Sales Force Effectiveness (SFE) has been defined in several ways. Two fundamental approaches to define SFE are as follows.
SFE is a combination of strategy and tools to maximize sales force results. This is a narrow perspective relatively where the primary focus is ‘Sales Force’. Better training, improved work planning and quality in-clinic performance is the mainstay in this model. Monitoring Metrics will include doctors’ coverage, frequency of coverage and relating it to sales output.
SFE is a process of building a ‘Sales Model’ through portfolio alignment, marketing strategies, segment development, customer feedback, structural changes, and reviewed processes. Monitoring Metrics include financial and activity measures.
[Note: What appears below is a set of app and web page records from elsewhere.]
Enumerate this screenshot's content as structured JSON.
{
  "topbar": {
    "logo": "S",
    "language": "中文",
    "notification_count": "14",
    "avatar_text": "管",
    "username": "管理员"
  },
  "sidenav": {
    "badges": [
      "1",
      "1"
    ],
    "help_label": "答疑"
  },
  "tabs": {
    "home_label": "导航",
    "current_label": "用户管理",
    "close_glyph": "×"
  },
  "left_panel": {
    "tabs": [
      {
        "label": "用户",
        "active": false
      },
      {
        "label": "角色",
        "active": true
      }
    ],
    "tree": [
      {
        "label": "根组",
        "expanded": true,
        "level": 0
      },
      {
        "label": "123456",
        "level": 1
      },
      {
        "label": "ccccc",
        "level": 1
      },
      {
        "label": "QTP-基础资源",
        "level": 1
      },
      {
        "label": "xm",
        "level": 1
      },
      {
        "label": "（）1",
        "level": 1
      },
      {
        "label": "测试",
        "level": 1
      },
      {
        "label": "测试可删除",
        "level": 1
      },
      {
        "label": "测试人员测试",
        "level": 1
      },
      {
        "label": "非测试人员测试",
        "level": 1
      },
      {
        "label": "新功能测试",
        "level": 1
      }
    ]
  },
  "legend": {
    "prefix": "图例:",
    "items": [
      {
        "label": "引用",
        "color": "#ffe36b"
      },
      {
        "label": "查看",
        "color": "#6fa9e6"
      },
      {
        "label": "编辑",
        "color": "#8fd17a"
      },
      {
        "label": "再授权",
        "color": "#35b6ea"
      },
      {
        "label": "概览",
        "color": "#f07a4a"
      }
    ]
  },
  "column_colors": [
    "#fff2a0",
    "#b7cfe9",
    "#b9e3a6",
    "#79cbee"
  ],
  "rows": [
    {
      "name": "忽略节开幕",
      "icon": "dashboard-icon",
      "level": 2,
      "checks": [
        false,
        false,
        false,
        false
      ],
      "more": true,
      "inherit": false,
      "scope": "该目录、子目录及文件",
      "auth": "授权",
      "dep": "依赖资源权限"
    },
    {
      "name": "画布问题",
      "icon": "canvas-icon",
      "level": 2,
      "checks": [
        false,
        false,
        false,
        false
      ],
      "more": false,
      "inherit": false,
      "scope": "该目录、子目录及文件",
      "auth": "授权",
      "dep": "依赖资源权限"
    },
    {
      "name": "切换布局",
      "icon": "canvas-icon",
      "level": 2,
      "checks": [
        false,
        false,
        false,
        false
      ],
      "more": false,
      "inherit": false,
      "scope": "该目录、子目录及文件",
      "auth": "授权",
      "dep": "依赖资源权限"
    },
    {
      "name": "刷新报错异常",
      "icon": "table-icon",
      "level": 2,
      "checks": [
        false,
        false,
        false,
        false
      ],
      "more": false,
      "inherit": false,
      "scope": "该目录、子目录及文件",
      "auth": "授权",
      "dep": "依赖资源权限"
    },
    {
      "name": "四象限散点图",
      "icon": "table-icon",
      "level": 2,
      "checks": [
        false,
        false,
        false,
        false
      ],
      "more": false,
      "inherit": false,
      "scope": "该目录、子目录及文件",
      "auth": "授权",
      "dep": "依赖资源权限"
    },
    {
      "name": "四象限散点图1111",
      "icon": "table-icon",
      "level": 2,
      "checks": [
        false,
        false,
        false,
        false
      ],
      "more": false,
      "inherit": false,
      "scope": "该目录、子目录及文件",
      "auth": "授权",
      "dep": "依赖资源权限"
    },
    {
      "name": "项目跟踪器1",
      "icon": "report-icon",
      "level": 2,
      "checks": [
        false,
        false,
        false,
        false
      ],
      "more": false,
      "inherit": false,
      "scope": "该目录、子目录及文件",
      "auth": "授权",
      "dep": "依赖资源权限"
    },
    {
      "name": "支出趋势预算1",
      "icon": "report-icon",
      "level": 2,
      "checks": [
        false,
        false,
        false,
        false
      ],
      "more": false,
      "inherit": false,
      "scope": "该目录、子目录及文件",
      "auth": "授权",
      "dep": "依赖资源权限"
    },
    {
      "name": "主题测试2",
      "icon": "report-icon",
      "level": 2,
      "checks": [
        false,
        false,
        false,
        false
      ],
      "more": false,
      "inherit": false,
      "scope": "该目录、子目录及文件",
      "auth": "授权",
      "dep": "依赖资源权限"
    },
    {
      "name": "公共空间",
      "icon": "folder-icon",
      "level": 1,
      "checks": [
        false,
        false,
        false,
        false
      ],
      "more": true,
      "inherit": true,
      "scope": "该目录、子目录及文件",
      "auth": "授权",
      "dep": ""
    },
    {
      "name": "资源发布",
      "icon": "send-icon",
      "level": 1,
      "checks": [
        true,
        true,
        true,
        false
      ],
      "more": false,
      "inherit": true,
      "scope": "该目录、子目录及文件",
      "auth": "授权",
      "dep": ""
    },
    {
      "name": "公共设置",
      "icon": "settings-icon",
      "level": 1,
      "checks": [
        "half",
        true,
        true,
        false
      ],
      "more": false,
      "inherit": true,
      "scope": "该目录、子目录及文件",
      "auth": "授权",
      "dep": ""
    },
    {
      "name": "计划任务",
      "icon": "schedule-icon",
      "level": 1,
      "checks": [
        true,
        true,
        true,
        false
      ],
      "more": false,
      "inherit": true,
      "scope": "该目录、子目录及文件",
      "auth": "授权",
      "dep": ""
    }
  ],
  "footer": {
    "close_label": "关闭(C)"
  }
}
Traditional sales model developed over last two decades was built on the premise that having a new/first generic/ high priced generic gave enough power to achieve peak sales performance which could then be sustained through a heavy detailing field force. This market scenario has changed.
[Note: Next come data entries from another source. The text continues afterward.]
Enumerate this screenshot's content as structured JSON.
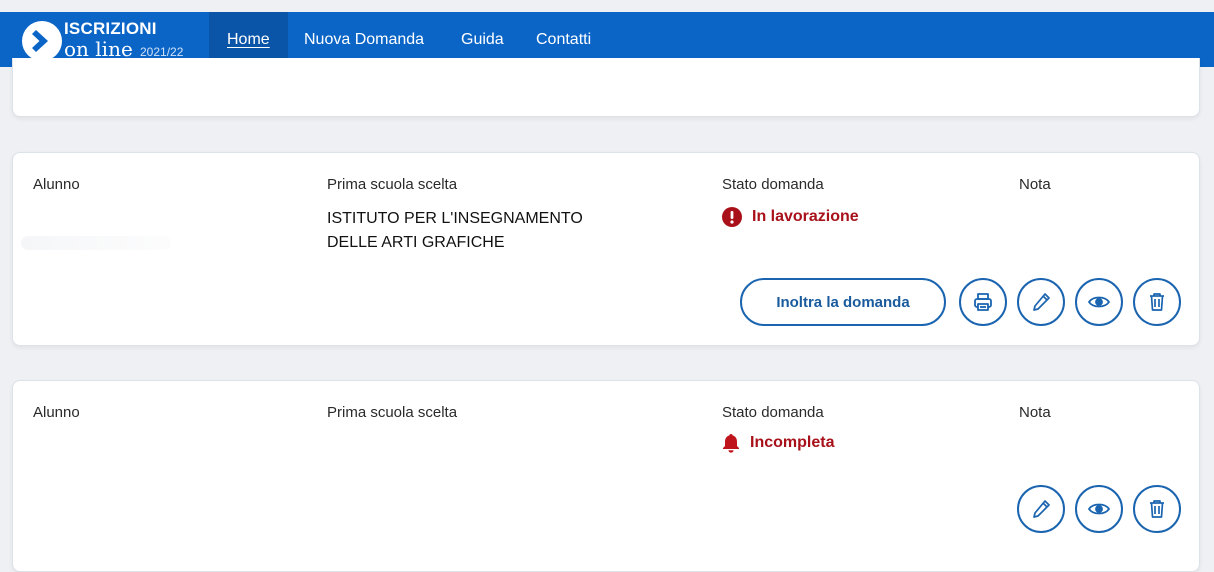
{
  "header": {
    "logo_title": "ISCRIZIONI",
    "logo_sub": "on line",
    "logo_year": "2021/22",
    "nav": [
      {
        "label": "Home",
        "active": true
      },
      {
        "label": "Nuova Domanda",
        "active": false
      },
      {
        "label": "Guida",
        "active": false
      },
      {
        "label": "Contatti",
        "active": false
      }
    ]
  },
  "applications": [
    {
      "col_student": "Alunno",
      "col_school": "Prima scuola scelta",
      "col_status": "Stato domanda",
      "col_note": "Nota",
      "school_line1": "ISTITUTO PER L'INSEGNAMENTO",
      "school_line2": "DELLE ARTI GRAFICHE",
      "status": "In lavorazione",
      "status_icon": "alert-circle-icon",
      "forward_label": "Inoltra la domanda",
      "actions": [
        "print-icon",
        "pencil-icon",
        "eye-icon",
        "trash-icon"
      ]
    },
    {
      "col_student": "Alunno",
      "col_school": "Prima scuola scelta",
      "col_status": "Stato domanda",
      "col_note": "Nota",
      "status": "Incompleta",
      "status_icon": "bell-icon",
      "actions": [
        "pencil-icon",
        "eye-icon",
        "trash-icon"
      ]
    }
  ],
  "colors": {
    "brand_blue": "#0b65c7",
    "button_blue": "#1a64b0",
    "status_red": "#a8111a"
  }
}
DRAP is now a barrier as opposed to being a facilitator in the past; KOLs are asserting their opinions; cost of launching a new product and achieving a decent market share has increased manifold. New blockbuster drugs had been major growth drivers in the last about two decades both for the innovators and early generics not waiting for the patent expiry. Presently, the blockbusters are hard to come by and the IP situation is highly unfavorable for generics of still-in-patent drugs.
Cost of selling has gone up considerably. Field force cost is huge; providing input materials is also a heavy cost; and KOLs and high-volume business producers have become highly demanding. The cost further escalates due to high field force turnover as time and money are wasted in selection, recruitment, orientation and training.
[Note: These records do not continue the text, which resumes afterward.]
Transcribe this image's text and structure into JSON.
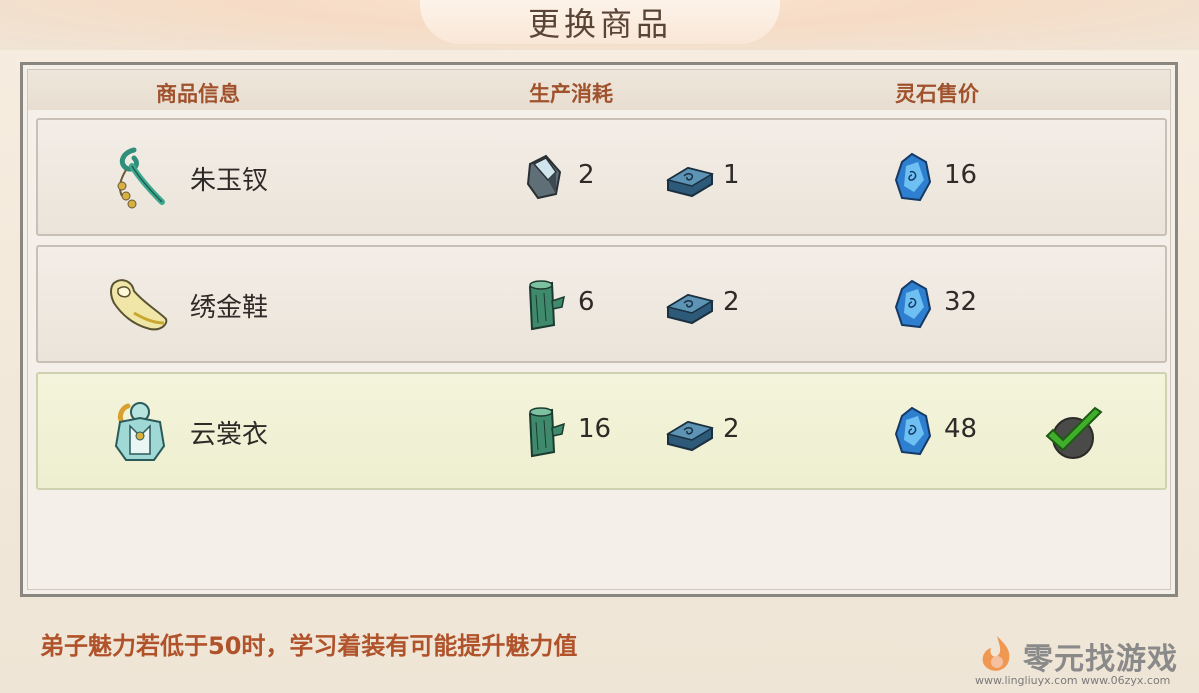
{
  "dialog": {
    "title": "更换商品"
  },
  "table": {
    "headers": {
      "info": "商品信息",
      "cost": "生产消耗",
      "price": "灵石售价"
    },
    "rows": [
      {
        "icon": "jade-hairpin-icon",
        "name": "朱玉钗",
        "cost_a_icon": "crystal-ore-icon",
        "cost_a": "2",
        "cost_b_icon": "iron-ingot-icon",
        "cost_b": "1",
        "price_icon": "spirit-stone-icon",
        "price": "16",
        "selected": false
      },
      {
        "icon": "embroidered-shoe-icon",
        "name": "绣金鞋",
        "cost_a_icon": "wood-log-icon",
        "cost_a": "6",
        "cost_b_icon": "iron-ingot-icon",
        "cost_b": "2",
        "price_icon": "spirit-stone-icon",
        "price": "32",
        "selected": false
      },
      {
        "icon": "cloud-robe-icon",
        "name": "云裳衣",
        "cost_a_icon": "wood-log-icon",
        "cost_a": "16",
        "cost_b_icon": "iron-ingot-icon",
        "cost_b": "2",
        "price_icon": "spirit-stone-icon",
        "price": "48",
        "selected": true
      }
    ]
  },
  "footer": {
    "hint": "弟子魅力若低于50时，学习着装有可能提升魅力值"
  },
  "watermark": {
    "text": "零元找游戏",
    "url": "www.lingliuyx.com   www.06zyx.com"
  },
  "colors": {
    "header_text": "#a0522d",
    "hint_text": "#b0522a",
    "selected_row": "#f4f4dc",
    "check_green": "#3fae2a"
  }
}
Therapeutic segments development and business spread along these have changed hugely. Chronic/managed care, hepatology, nephrology, oncology, nutrition/well-being have grown much faster than several other traditional, large segments.
These and some more factors demand that new sales model, new marketing tactics and new monitoring metrics be developed to remain competitive and keep growing.
- Keeping pace with fast changing market dynamics
- Evolving new sales models around physician access and expectations
- Developing physicians’ trust around all aspects of business
- Creating alignment across all departments during critical product launch phase
- Need for on-the-fly performance analysis
- Enabling sales force effectiveness while complying with ever increasing regulations
Major anticipated benefits include but are not limited to:
- On target strategy and execution
- Resource optimization
- Improved per-person productivity
- Increased ability to compete
- Enhanced capability to sustain in tough market conditions
- Heightened morale
- Sustained team building
Following may be considered as the fundamentals of SFE practice.
- Alignment of Marketing and Sales to match the industry/market environment
- Content-driven interactions between sales representative and customers
- Use of appropriate analytics to monitor and drive sales performance
Implementation of SFE requires following specific capabilities.
- Establishing priorities and aligning the organization around the sales strategy
- Solid cross functional performance metrics
- Strategy translated into actions through clear linkages
- An effective management toolkit including on-the-fly analysis across multiple data sources
- Strategic management
- Analysis of portfolio, market, environment – SWOT and PEST analyses
- Identification of growth opportunities – target market segmentation, ideal client profiling, customer value proposition
- Allocation and organization of resources – go-to-market strategy, operating and coverage model, goal and role clarity
- Fit-for-purpose sales model – sales process, sales enablement tools, technology enablement
- Exception-free sales management discipline – chain of command, reporting, performance management
- Maximized growth and minimized decline – new capabilities, success profiling, reward and recognition